Thanks for this Charlie. It’s helped me realign my priorities between providing value vs. hard work. They are related, but certainly not a 1:1 correlation. As the saying goes, “don’t work hard, work smart.”
Sandra / Always Well Within says
This is a very interesting turnaround > looking at whether we would expect others to work to the crazy standards we might hold for ourselves. The roots of perfectionism run deep and I appreciate how you are addressing one aspect here. You have clearly unveiled that way that perfectionism is illogical. At the same time, I find loving and accepting ourselves despite the difficult tendencies another added feature to turning them around.
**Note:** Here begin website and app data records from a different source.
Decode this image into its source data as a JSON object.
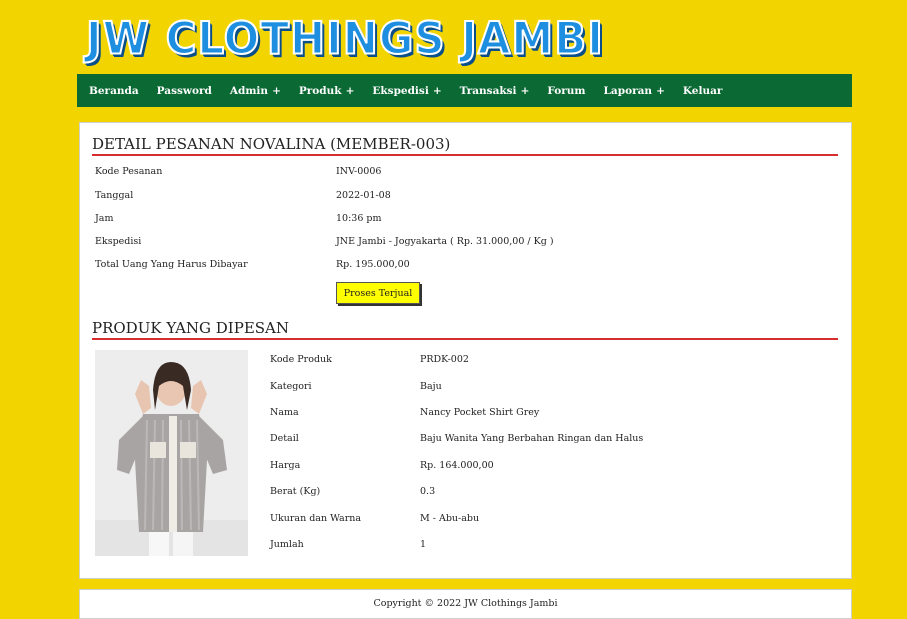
{
  "site": {
    "logo_text": "JW CLOTHINGS JAMBI"
  },
  "nav": {
    "items": [
      {
        "label": "Beranda",
        "plus": ""
      },
      {
        "label": "Password",
        "plus": ""
      },
      {
        "label": "Admin",
        "plus": "+"
      },
      {
        "label": "Produk",
        "plus": "+"
      },
      {
        "label": "Ekspedisi",
        "plus": "+"
      },
      {
        "label": "Transaksi",
        "plus": "+"
      },
      {
        "label": "Forum",
        "plus": ""
      },
      {
        "label": "Laporan",
        "plus": "+"
      },
      {
        "label": "Keluar",
        "plus": ""
      }
    ]
  },
  "order": {
    "title": "DETAIL PESANAN NOVALINA (MEMBER-003)",
    "rows": [
      {
        "label": "Kode Pesanan",
        "value": "INV-0006"
      },
      {
        "label": "Tanggal",
        "value": "2022-01-08"
      },
      {
        "label": "Jam",
        "value": "10:36 pm"
      },
      {
        "label": "Ekspedisi",
        "value": "JNE Jambi - Jogyakarta ( Rp. 31.000,00 / Kg )"
      },
      {
        "label": "Total Uang Yang Harus Dibayar",
        "value": "Rp. 195.000,00"
      }
    ],
    "button_label": "Proses Terjual"
  },
  "products": {
    "title": "PRODUK YANG DIPESAN",
    "rows": [
      {
        "label": "Kode Produk",
        "value": "PRDK-002"
      },
      {
        "label": "Kategori",
        "value": "Baju"
      },
      {
        "label": "Nama",
        "value": "Nancy Pocket Shirt Grey"
      },
      {
        "label": "Detail",
        "value": "Baju Wanita Yang Berbahan Ringan dan Halus"
      },
      {
        "label": "Harga",
        "value": "Rp. 164.000,00"
      },
      {
        "label": "Berat (Kg)",
        "value": "0.3"
      },
      {
        "label": "Ukuran dan Warna",
        "value": "M - Abu-abu"
      },
      {
        "label": "Jumlah",
        "value": "1"
      }
    ]
  },
  "footer": {
    "text": "Copyright © 2022 JW Clothings Jambi"
  }
}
I’ve never been able to express or verbalize my perfectionist state of mind. I’m not sure why I felt that I even needed to, but it really helps when somebody else can put feelings and thoughts into words for you.
Nancy Hausauer says
Thanks for this brilliant re-framing.
Craig Morton says
I like this quote a lot “A helping hand extended earlier is better than one withheld until perfection is achieved because perfection is never achieved.”
I like how you address the process as the problem and the focus of most people. Thanks
I used to get teased at work because I would read an email over and over–sometimes three of four times, to make sure it didn’t have errors, before I pressed send. I have ADD and maybe dyslexia and am prone to spelling errors and other gaffes. So, I put in the extra effort to compensate for my condition. At any rate, I was paranoid that not being extra vigilant would result in too many errors that would eventually cost me my job. Eventually, I was so exhausted that I stopped error-checking my work over and over, and I tried to get “out of myself” by asking for input from co-workers. I did make more errors. I was told by higher ups that they needed someone that could show enthusiasm and attention to detail, and that didn’t need hand-holding (for asking for input) then I was asked to leave the company. Just thought I would add another perspective. In my experience, it is not as easy to let go of outcomes as it sounds.